And, it should be a strong warning to Democrats who are trying to decide whether to move the party as far left as Sens. Bernie Sanders (I-Vt.) and Elizabeth Warren (D-Mass.). Jeremy Corbyn moved his party considerably to the left, promising more government, more regulation, and higher taxes, and saw his party wiped out for his efforts.
The ‘Afghanistan Papers’
What should be of even more long-term concern to the American people, the so-called “Afghanistan Papers” were revealed earlier this month.
In those papers, a kind of secret history of the war in Afghanistan, the true beliefs of American decision-makers, has been laid bare. I have been working with U.S. soldiers for the better part of the past decade, and what those papers expose at the highest level of U.S. government is what those on the ground seemed to have known all along—the United States wasn’t winning the war because decision-makers didn’t understand the country or know what was actually possible in it.
That’s not to diminish the heroism and good work done by members of all our armed forces who were put on the ground and in the air in that country. They did what they were asked to do and did it well. The problem, as in Vietnam, was a political problem, not a military one.
The parallels between the war in Afghanistan and the war in Southeast Asia 50 years ago demonstrate our frightful lack of ability to learn from our mistakes. Our military and civilian leaders are again telling our politicians and presidents what they want to hear. We continue to fail to realize that we can’t govern a country and transform a culture half a world away (and a half a millennia away, culturally).

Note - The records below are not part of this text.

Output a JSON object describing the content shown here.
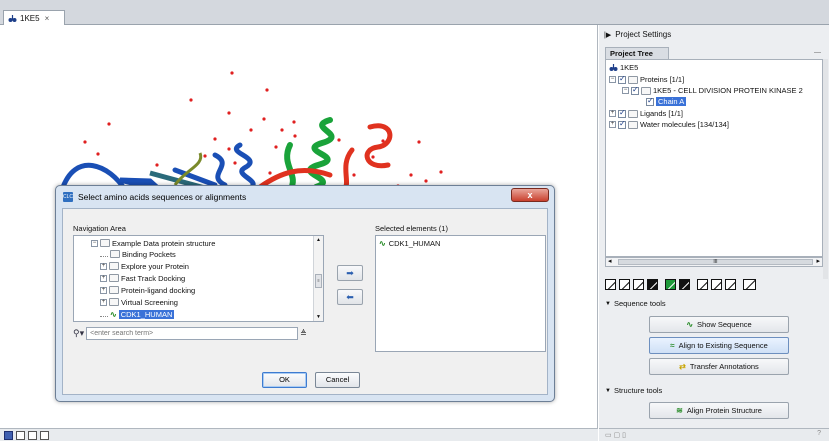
{
  "editor_tab": {
    "label": "1KE5",
    "close": "×"
  },
  "side_panel": {
    "header": "Project Settings",
    "tree_tab": "Project Tree",
    "tree": {
      "root": "1KE5",
      "proteins": "Proteins [1/1]",
      "protein_entry": "1KE5 - CELL DIVISION PROTEIN KINASE 2",
      "chain": "Chain A",
      "ligands": "Ligands [1/1]",
      "water": "Water molecules [134/134]"
    },
    "scroll_mid": "III",
    "sequence_tools": {
      "label": "Sequence tools",
      "show_sequence": "Show Sequence",
      "align_existing": "Align to Existing Sequence",
      "transfer_annotations": "Transfer Annotations"
    },
    "structure_tools": {
      "label": "Structure tools",
      "align_structure": "Align Protein Structure"
    },
    "help": "?"
  },
  "dialog": {
    "title": "Select amino acids sequences or alignments",
    "close": "x",
    "navigation_area_label": "Navigation Area",
    "nav_items": [
      "Example Data protein structure",
      "Binding Pockets",
      "Explore your Protein",
      "Fast Track Docking",
      "Protein-ligand docking",
      "Virtual Screening",
      "CDK1_HUMAN"
    ],
    "selected_label": "Selected elements (1)",
    "selected_items": [
      "CDK1_HUMAN"
    ],
    "move_right": "➡",
    "move_left": "⬅",
    "search_placeholder": "<enter search term>",
    "ok": "OK",
    "cancel": "Cancel"
  },
  "colors": {
    "helix_blue": "#1a4fb5",
    "helix_green": "#1aa33a",
    "helix_red": "#e0321f",
    "water_red": "#e02020",
    "selection_blue": "#3a72d8"
  }
}
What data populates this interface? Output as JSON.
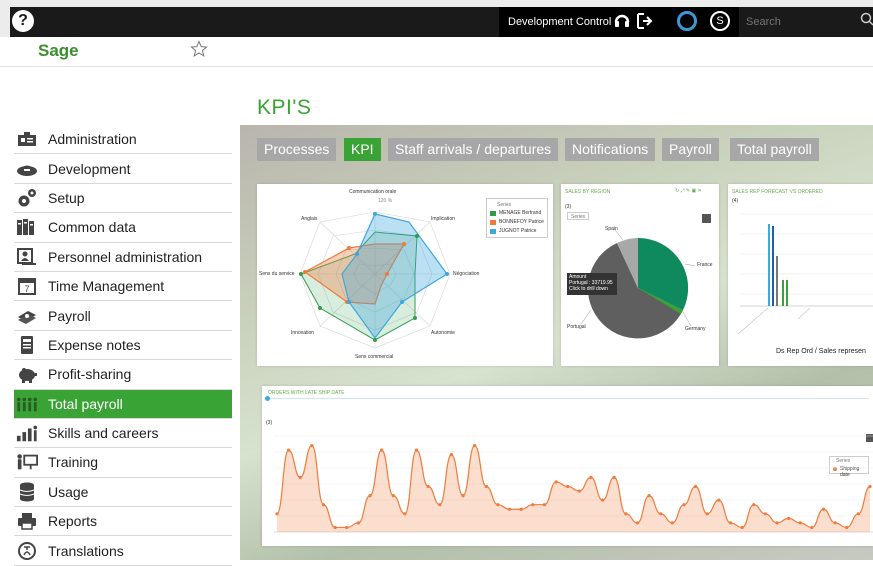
{
  "topbar": {
    "help_icon": "help-icon",
    "dev_control_label": "Development Control",
    "search_placeholder": "Search"
  },
  "brand": {
    "name": "Sage"
  },
  "page": {
    "title": "KPI'S"
  },
  "sidebar": {
    "items": [
      {
        "label": "Administration",
        "icon": "administration-icon"
      },
      {
        "label": "Development",
        "icon": "development-icon"
      },
      {
        "label": "Setup",
        "icon": "gears-icon"
      },
      {
        "label": "Common data",
        "icon": "books-icon"
      },
      {
        "label": "Personnel administration",
        "icon": "personnel-icon"
      },
      {
        "label": "Time Management",
        "icon": "calendar-icon"
      },
      {
        "label": "Payroll",
        "icon": "money-icon"
      },
      {
        "label": "Expense notes",
        "icon": "receipt-icon"
      },
      {
        "label": "Profit-sharing",
        "icon": "piggy-bank-icon"
      },
      {
        "label": "Total payroll",
        "icon": "people-icon",
        "active": true
      },
      {
        "label": "Skills and careers",
        "icon": "career-chart-icon"
      },
      {
        "label": "Training",
        "icon": "training-icon"
      },
      {
        "label": "Usage",
        "icon": "database-icon"
      },
      {
        "label": "Reports",
        "icon": "printer-icon"
      },
      {
        "label": "Translations",
        "icon": "translations-icon"
      }
    ]
  },
  "tabs": [
    {
      "label": "Processes"
    },
    {
      "label": "KPI",
      "active": true
    },
    {
      "label": "Staff arrivals / departures"
    },
    {
      "label": "Notifications"
    },
    {
      "label": "Payroll"
    },
    {
      "label": "Total payroll"
    }
  ],
  "widgets": {
    "radar": {
      "axes": [
        "Communication orale",
        "Implication",
        "Négociation",
        "Autonomie",
        "Sens commercial",
        "Innovation",
        "Sens du service",
        "Anglais"
      ],
      "scale_label": "120 %",
      "legend_title": "Series",
      "legend": [
        "MENAGE Bertrand",
        "BONNEFOY Patrice",
        "JUGNOT Patrice"
      ]
    },
    "pie": {
      "title": "SALES BY REGION",
      "legend_title": "Series",
      "slices": [
        "Spain",
        "France",
        "Germany",
        "Portugal"
      ],
      "tooltip": [
        "Amount",
        "Portugal : 33719.95",
        "Click to drill down"
      ],
      "counter": "(3)"
    },
    "bar": {
      "title": "SALES REP FORECAST VS ORDERED",
      "counter": "(4)",
      "caption": "Ds Rep Ord / Sales represen"
    },
    "line": {
      "title": "ORDERS WITH LATE SHIP DATE",
      "counter": "(3)",
      "legend_title": "Series",
      "legend_item": "Shipping date"
    }
  },
  "colors": {
    "brand_green": "#3aa335",
    "tab_gray": "#a7a7a7",
    "series_green": "#2e9d4b",
    "series_orange": "#ef7b3c",
    "series_blue": "#3ea7dd",
    "pie_green": "#0f8a5f",
    "pie_gray": "#7d7d7d",
    "pie_dark": "#5a5a5a"
  }
}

Similar to the “domino theory” of the 1960s, our Afghanistan strategy was based on the idea that we could deprive terrorists of their “safe haven” without anyone observing the simple fact that terrorists just go to other locations when one place is shut off to them. We burned their poppy fields and expected them to thank us and become good American corn farmers.
We failed to appreciate that no one governs Afghanistan from the center, because it’s not one place, but hundreds of traditional tribal cultures separated by rugged mountains, traditions, egos, and economies.
While our media was obsessing over the impeachment hearings in the House of Representatives and giving their script-reading nearly wall-to-wall coverage as if it all wasn’t a foregone conclusion, big things were happening in the world that we need to consider and learn from.
What’s the key to America’s rising economic prosperity? What will all these new judges mean for the Constitution and the rule of law? What does the landslide election in Great Britain foretell for U.S. politics and for the decentralization of power around the globe? Why are Americans continuing to bleed treasure and lives in Afghanistan, and what’s our strategy in being there now, almost two decades after the attacks of 9/11?
December has already been a month of historic news and developments. Impeachment is only one of those, and, ultimately, probably not the most important.
Views expressed in this article are the opinions of the author and do not necessarily reflect the views of The Epoch Times.